**EXERCISE MATERIAL**
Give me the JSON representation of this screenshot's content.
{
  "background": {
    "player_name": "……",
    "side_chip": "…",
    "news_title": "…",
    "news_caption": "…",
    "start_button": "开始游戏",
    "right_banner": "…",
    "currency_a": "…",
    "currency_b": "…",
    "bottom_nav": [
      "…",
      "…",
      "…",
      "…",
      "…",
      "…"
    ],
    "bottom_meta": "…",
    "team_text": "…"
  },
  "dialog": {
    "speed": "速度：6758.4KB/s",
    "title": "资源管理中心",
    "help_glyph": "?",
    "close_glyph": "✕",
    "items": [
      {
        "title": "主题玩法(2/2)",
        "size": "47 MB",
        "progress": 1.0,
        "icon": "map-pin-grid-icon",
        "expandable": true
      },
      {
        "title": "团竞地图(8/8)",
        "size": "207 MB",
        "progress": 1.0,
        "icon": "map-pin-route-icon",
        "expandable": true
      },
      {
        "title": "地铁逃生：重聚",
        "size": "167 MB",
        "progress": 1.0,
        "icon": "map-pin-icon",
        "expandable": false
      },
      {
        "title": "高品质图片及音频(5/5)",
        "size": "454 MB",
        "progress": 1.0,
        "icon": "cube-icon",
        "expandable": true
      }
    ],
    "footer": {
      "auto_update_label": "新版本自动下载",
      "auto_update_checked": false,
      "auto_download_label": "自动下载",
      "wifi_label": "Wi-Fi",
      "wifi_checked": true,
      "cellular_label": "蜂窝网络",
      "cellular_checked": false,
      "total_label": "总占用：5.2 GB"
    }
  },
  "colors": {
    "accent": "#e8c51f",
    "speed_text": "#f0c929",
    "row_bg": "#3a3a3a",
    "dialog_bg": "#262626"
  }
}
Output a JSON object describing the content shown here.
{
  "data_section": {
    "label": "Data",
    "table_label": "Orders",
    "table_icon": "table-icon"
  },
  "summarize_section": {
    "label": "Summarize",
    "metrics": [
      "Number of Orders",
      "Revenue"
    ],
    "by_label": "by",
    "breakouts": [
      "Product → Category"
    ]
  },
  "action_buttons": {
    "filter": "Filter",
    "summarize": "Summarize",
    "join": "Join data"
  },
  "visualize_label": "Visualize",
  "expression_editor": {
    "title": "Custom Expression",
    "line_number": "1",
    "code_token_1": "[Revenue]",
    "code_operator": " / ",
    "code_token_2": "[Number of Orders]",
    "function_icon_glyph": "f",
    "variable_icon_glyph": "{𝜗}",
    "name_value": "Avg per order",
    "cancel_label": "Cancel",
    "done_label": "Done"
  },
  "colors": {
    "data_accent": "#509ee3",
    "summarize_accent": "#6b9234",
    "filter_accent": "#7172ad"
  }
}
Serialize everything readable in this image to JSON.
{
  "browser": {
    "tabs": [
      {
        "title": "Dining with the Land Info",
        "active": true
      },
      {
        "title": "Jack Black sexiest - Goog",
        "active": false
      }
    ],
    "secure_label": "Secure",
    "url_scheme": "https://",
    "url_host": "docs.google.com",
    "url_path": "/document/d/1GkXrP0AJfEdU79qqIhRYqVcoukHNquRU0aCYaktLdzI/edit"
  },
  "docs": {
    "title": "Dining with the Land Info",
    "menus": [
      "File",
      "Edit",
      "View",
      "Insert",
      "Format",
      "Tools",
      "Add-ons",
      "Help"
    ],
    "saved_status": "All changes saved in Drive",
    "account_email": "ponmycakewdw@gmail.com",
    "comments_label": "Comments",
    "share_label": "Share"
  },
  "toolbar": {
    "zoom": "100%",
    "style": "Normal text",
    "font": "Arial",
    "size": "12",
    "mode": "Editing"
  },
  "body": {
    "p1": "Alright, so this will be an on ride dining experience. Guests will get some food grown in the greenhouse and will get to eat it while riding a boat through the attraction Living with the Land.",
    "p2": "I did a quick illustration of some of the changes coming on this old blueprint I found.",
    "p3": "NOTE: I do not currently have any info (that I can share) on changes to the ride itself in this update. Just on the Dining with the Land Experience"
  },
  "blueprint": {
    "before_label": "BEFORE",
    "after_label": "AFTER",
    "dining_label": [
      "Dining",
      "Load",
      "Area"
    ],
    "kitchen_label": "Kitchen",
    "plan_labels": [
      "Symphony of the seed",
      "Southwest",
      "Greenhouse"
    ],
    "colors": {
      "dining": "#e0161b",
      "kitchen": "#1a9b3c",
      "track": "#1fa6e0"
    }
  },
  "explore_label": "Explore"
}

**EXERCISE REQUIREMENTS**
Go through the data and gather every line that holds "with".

**ANSWER BELOW**
        "title": "Dining with the Land Info",
    "title": "Dining with the Land Info",
    "p1": "Alright, so this will be an on ride dining experience. Guests will get some food grown in the greenhouse and will get to eat it while riding a boat through the attraction Living with the Land.",
    "p3": "NOTE: I do not currently have any info (that I can share) on changes to the ride itself in this update. Just on the Dining with the Land Experience"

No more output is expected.